- WHAT THE TASK ASKS -
Copy out the entries exactly, from the first line to the last.

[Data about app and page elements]
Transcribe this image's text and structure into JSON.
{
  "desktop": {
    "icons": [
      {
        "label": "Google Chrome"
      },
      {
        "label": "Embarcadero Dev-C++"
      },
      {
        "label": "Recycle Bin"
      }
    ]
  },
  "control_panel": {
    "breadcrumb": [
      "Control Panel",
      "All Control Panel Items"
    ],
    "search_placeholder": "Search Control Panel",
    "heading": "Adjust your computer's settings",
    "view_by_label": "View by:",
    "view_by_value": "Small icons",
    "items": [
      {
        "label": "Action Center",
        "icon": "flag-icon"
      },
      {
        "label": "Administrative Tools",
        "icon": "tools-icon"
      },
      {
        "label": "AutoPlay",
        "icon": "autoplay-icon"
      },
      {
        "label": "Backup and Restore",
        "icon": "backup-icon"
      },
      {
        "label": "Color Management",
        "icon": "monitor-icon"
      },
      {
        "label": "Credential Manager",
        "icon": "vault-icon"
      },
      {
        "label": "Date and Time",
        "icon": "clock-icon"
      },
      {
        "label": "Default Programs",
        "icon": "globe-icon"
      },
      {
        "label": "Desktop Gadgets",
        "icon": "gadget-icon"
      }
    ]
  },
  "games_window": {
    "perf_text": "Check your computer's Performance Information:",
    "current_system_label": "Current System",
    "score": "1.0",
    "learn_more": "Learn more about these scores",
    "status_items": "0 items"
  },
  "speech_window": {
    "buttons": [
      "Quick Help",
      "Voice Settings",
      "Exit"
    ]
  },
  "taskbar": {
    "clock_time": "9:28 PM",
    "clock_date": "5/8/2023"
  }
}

- SOLUTION -
Transcribe this image's text and structure into JSON.
{
  "desktop": {
    "icons": [
      {
        "label": "Google Chrome"
      },
      {
        "label": "Embarcadero Dev-C++"
      },
      {
        "label": "Recycle Bin"
      }
    ]
  },
  "control_panel": {
    "breadcrumb": [
      "Control Panel",
      "All Control Panel Items"
    ],
    "search_placeholder": "Search Control Panel",
    "heading": "Adjust your computer's settings",
    "view_by_label": "View by:",
    "view_by_value": "Small icons",
    "items": [
      {
        "label": "Action Center",
        "icon": "flag-icon"
      },
      {
        "label": "Administrative Tools",
        "icon": "tools-icon"
      },
      {
        "label": "AutoPlay",
        "icon": "autoplay-icon"
      },
      {
        "label": "Backup and Restore",
        "icon": "backup-icon"
      },
      {
        "label": "Color Management",
        "icon": "monitor-icon"
      },
      {
        "label": "Credential Manager",
        "icon": "vault-icon"
      },
      {
        "label": "Date and Time",
        "icon": "clock-icon"
      },
      {
        "label": "Default Programs",
        "icon": "globe-icon"
      },
      {
        "label": "Desktop Gadgets",
        "icon": "gadget-icon"
      }
    ]
  },
  "games_window": {
    "perf_text": "Check your computer's Performance Information:",
    "current_system_label": "Current System",
    "score": "1.0",
    "learn_more": "Learn more about these scores",
    "status_items": "0 items"
  },
  "speech_window": {
    "buttons": [
      "Quick Help",
      "Voice Settings",
      "Exit"
    ]
  },
  "taskbar": {
    "clock_time": "9:28 PM",
    "clock_date": "5/8/2023"
  }
}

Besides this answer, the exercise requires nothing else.